I know I haven’t written in a while. It’s not because there isn’t very much to say. It’s almost that there’s too much to say and I don’t really know where to begin. Every day feels like an activity here – not in a bad way, just in the sense that I feel like I’m doing so much. The components of my days are nearly always the same, but the pieces are always different. Running days are my favorite. I’m still running up to Fiesole every other day. On those days I wake up early in the morning so that I can run and shower before class. Often those are the most tiring days because, even though I don’t go looking for it, I often end up walking another ten or so miles just from getting around and having breaks from class and from classes that meet outside the SU building. On other days, I go walking for a couple hours after school. I’ve started to resent the Duomo a little bit (I know that’s a strange thing to say, but it’s true). It’s just everywhere that I look and it’s the cut off of new and exciting territory to a 40 minute walk home down very familiar streets. When I’m tired I both look forward to and hate the sight of the Duomo.
So I’ve started taking less popular roads, finding my way down less nice, but different streets, which I prefer. Yesterday, I walked about two hours the opposite way down the Arno, which started off as a pretty nasty street walk and turned into one of the most beautiful places I’ve seen in Florence yet.

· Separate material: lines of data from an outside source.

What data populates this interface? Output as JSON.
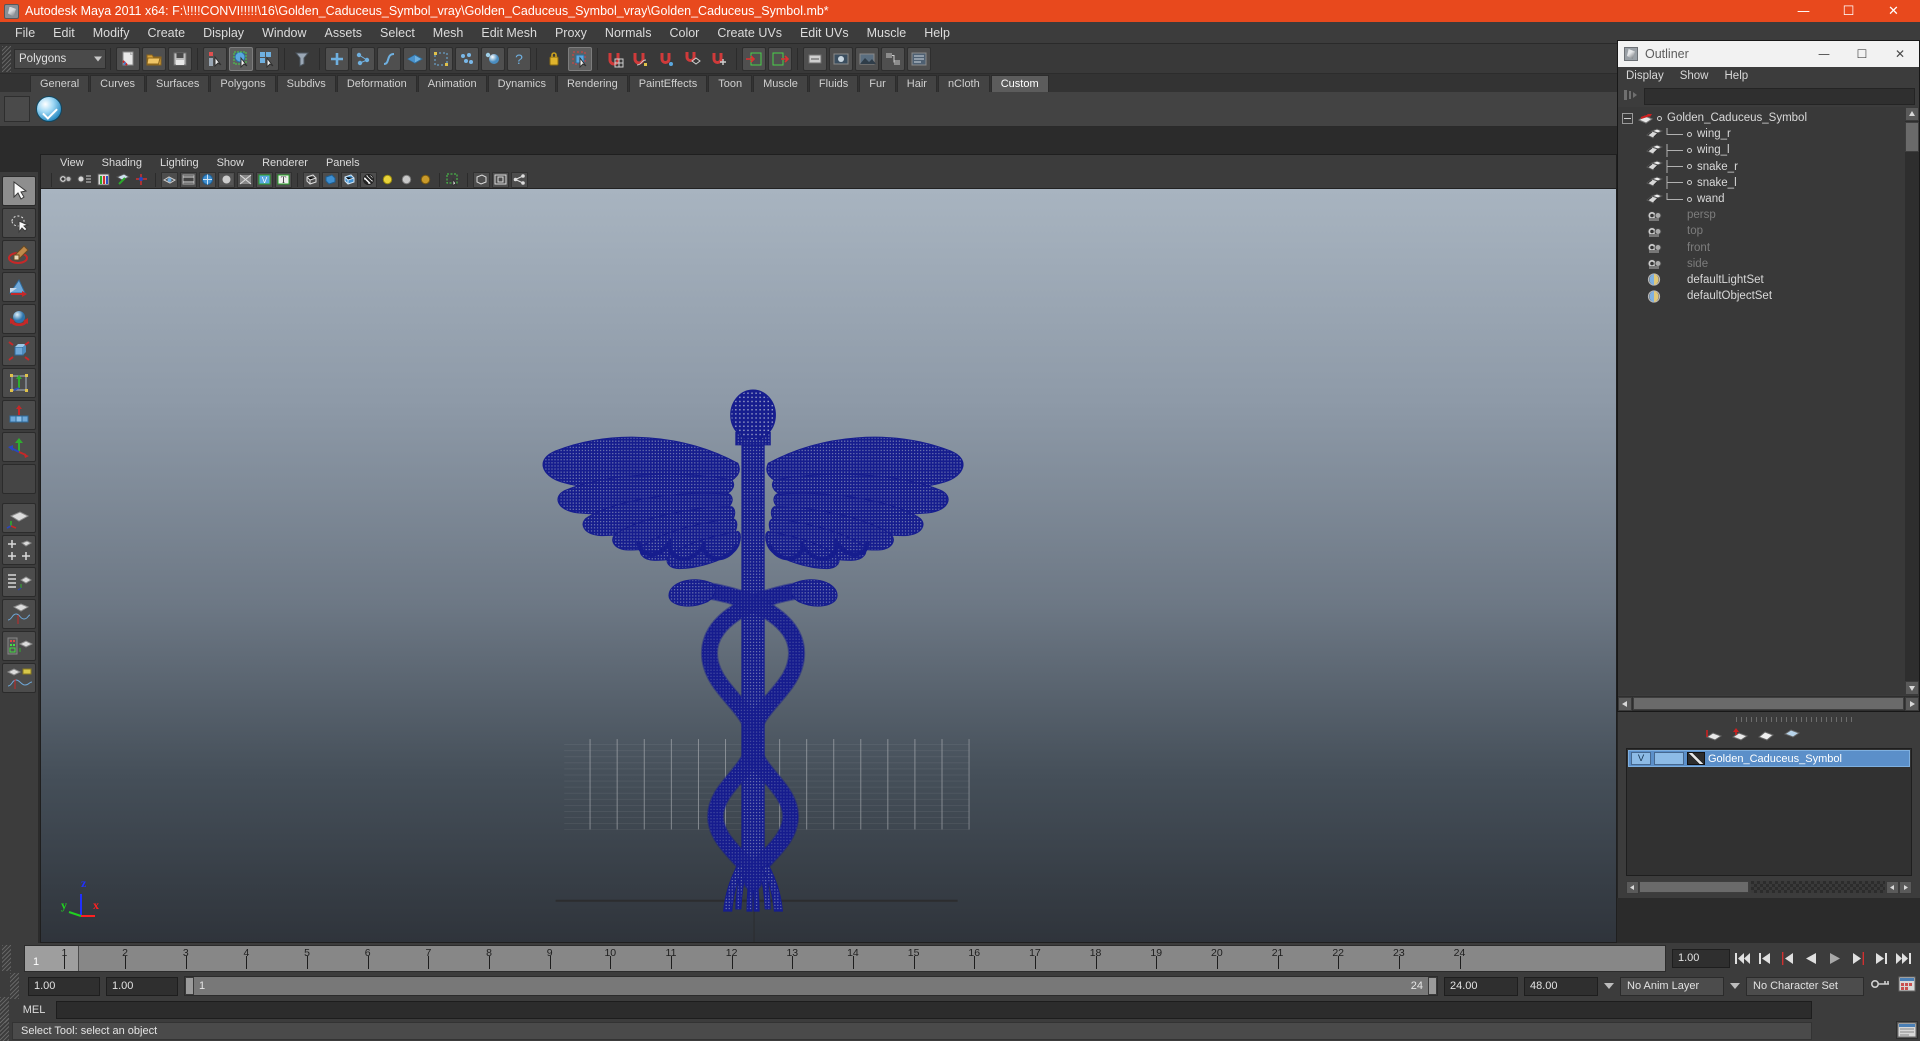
{
  "window": {
    "title": "Autodesk Maya 2011 x64: F:\\!!!!CONVI!!!!!\\16\\Golden_Caduceus_Symbol_vray\\Golden_Caduceus_Symbol_vray\\Golden_Caduceus_Symbol.mb*",
    "minimize": "—",
    "maximize": "☐",
    "close": "✕",
    "titlebar_color": "#e8491d"
  },
  "menubar": {
    "items": [
      "File",
      "Edit",
      "Modify",
      "Create",
      "Display",
      "Window",
      "Assets",
      "Select",
      "Mesh",
      "Edit Mesh",
      "Proxy",
      "Normals",
      "Color",
      "Create UVs",
      "Edit UVs",
      "Muscle",
      "Help"
    ]
  },
  "statusline": {
    "menuset": "Polygons"
  },
  "shelf": {
    "tabs": [
      "General",
      "Curves",
      "Surfaces",
      "Polygons",
      "Subdivs",
      "Deformation",
      "Animation",
      "Dynamics",
      "Rendering",
      "PaintEffects",
      "Toon",
      "Muscle",
      "Fluids",
      "Fur",
      "Hair",
      "nCloth",
      "Custom"
    ],
    "active_tab": "Custom"
  },
  "viewport": {
    "menus": [
      "View",
      "Shading",
      "Lighting",
      "Show",
      "Renderer",
      "Panels"
    ],
    "axes": {
      "x": "x",
      "y": "y",
      "z": "z"
    },
    "axis_colors": {
      "x": "#ff2020",
      "y": "#20d020",
      "z": "#2030ff"
    },
    "wireframe_color": "#161d8e",
    "background_top": "#a8b4c0",
    "background_bottom": "#2f343b"
  },
  "outliner": {
    "title": "Outliner",
    "minimize": "—",
    "maximize": "☐",
    "close": "✕",
    "menus": [
      "Display",
      "Show",
      "Help"
    ],
    "search_value": "",
    "items": [
      {
        "label": "Golden_Caduceus_Symbol",
        "type": "group",
        "depth": 0,
        "dim": false,
        "expanded": true
      },
      {
        "label": "wing_r",
        "type": "mesh",
        "depth": 1,
        "dim": false
      },
      {
        "label": "wing_l",
        "type": "mesh",
        "depth": 1,
        "dim": false
      },
      {
        "label": "snake_r",
        "type": "mesh",
        "depth": 1,
        "dim": false
      },
      {
        "label": "snake_l",
        "type": "mesh",
        "depth": 1,
        "dim": false
      },
      {
        "label": "wand",
        "type": "mesh",
        "depth": 1,
        "dim": false
      },
      {
        "label": "persp",
        "type": "camera",
        "depth": 0,
        "dim": true
      },
      {
        "label": "top",
        "type": "camera",
        "depth": 0,
        "dim": true
      },
      {
        "label": "front",
        "type": "camera",
        "depth": 0,
        "dim": true
      },
      {
        "label": "side",
        "type": "camera",
        "depth": 0,
        "dim": true
      },
      {
        "label": "defaultLightSet",
        "type": "set",
        "depth": 0,
        "dim": false
      },
      {
        "label": "defaultObjectSet",
        "type": "set",
        "depth": 0,
        "dim": false
      }
    ]
  },
  "layer_editor": {
    "layer": {
      "visibility": "V",
      "playback": "",
      "name": "Golden_Caduceus_Symbol",
      "color": "#5b8fc9"
    }
  },
  "timeline": {
    "ticks": [
      1,
      2,
      3,
      4,
      5,
      6,
      7,
      8,
      9,
      10,
      11,
      12,
      13,
      14,
      15,
      16,
      17,
      18,
      19,
      20,
      21,
      22,
      23,
      24
    ],
    "current_frame": "1",
    "current_time_field": "1.00",
    "range_start": "1.00",
    "range_end": "1.00",
    "range_slider_start": "1",
    "range_slider_end": "24",
    "anim_end": "24.00",
    "playback_end": "48.00",
    "anim_layer": "No Anim Layer",
    "character_set": "No Character Set"
  },
  "command_line": {
    "label": "MEL",
    "value": "",
    "placeholder": ""
  },
  "status_bar": {
    "message": "Select Tool: select an object"
  },
  "toolbox": {
    "tools": [
      {
        "name": "select-tool",
        "selected": true
      },
      {
        "name": "lasso-select-tool",
        "selected": false
      },
      {
        "name": "paint-select-tool",
        "selected": false
      },
      {
        "name": "move-tool",
        "selected": false
      },
      {
        "name": "rotate-tool",
        "selected": false
      },
      {
        "name": "scale-tool",
        "selected": false
      },
      {
        "name": "universal-manipulator-tool",
        "selected": false
      },
      {
        "name": "soft-modification-tool",
        "selected": false
      },
      {
        "name": "show-manipulator-tool",
        "selected": false
      },
      {
        "name": "last-tool-used",
        "selected": false
      }
    ],
    "layouts": [
      "single-perspective-layout",
      "four-view-layout",
      "outliner-persp-layout",
      "persp-graph-layout",
      "hypershade-persp-layout",
      "persp-graph-outliner-layout"
    ]
  }
}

I wish the WiFi worked better here. Sometimes it’ll hold steady for an hour or two and other times it’ll flicker about 30 times in a ten minute period, often deciding that it has no connection after all. I had a call with one of the editors from Tor (my summer job), which I thankfully took over the phone instead of the WiFi because both the internet and the power cut out halfway through, leaving me to take down notes sitting on my bed in the dark.
I’m very comfortable here. In fact, both Owen and I have noted the way in which we’ve adjusted the the Italians’ late dinners. Neither one of us needs more than one lunch now, to make it until 8 or 9 for dinner. I usually have a bagel and egg sandwich from the SU store sometime around 1 or 2 and then an apple around 4 or 5 and I’m hungry, but still very much alive, by the time dinner rolls around a couple hours later.
What’s been strange for me lately is the idea of permanence. Although I’m very much enjoying my day to day life here, I’m also very aware that there isn’t very much time before it ends. (Okay, there’s a fair bit of time, but it doesn’t feel like it. Spring Break is in two weeks, and I’m pretty much not counting the entire month of March because Owen and I will be traveling for 2 weeks and then my parents will be here for the next two. After that it’s just April and then Owen and I start traveling again). In case, I haven’t mentioned this already, Owen and I have planned our post-school trip through Spain, Belgium and Paris for just under two weeks. Then I’ll fly home and he’ll come back to Italy to show his family around.
Although I really like it here and think it’s super cool that I get to live in Italy for a semester, I’m happy about how quickly it’s going by. It’s hard, I think, to fully be in the moment when you know something is coming to the end. I realized that nothing’s been permanent since I got to college. Every semester has breaks and every summer job ends when schools come back around. For the past three years everything has been moving at an incredible pace and I think it’s hard sometimes to really experience the moment when in the back of your mind you’re always aware that it’s going to end. It feels to me like an empty box just waiting to be checked. You might not want to finish what you’re doing, but because you know that you’re going to have to check the box at some point, you want to do it now to be finished and onto the next thing. I’d be lying if I said I wasn’t excited for a time when the only person who gets to decide when things end is me.
These pictures are from another walk I took up through Fiesole.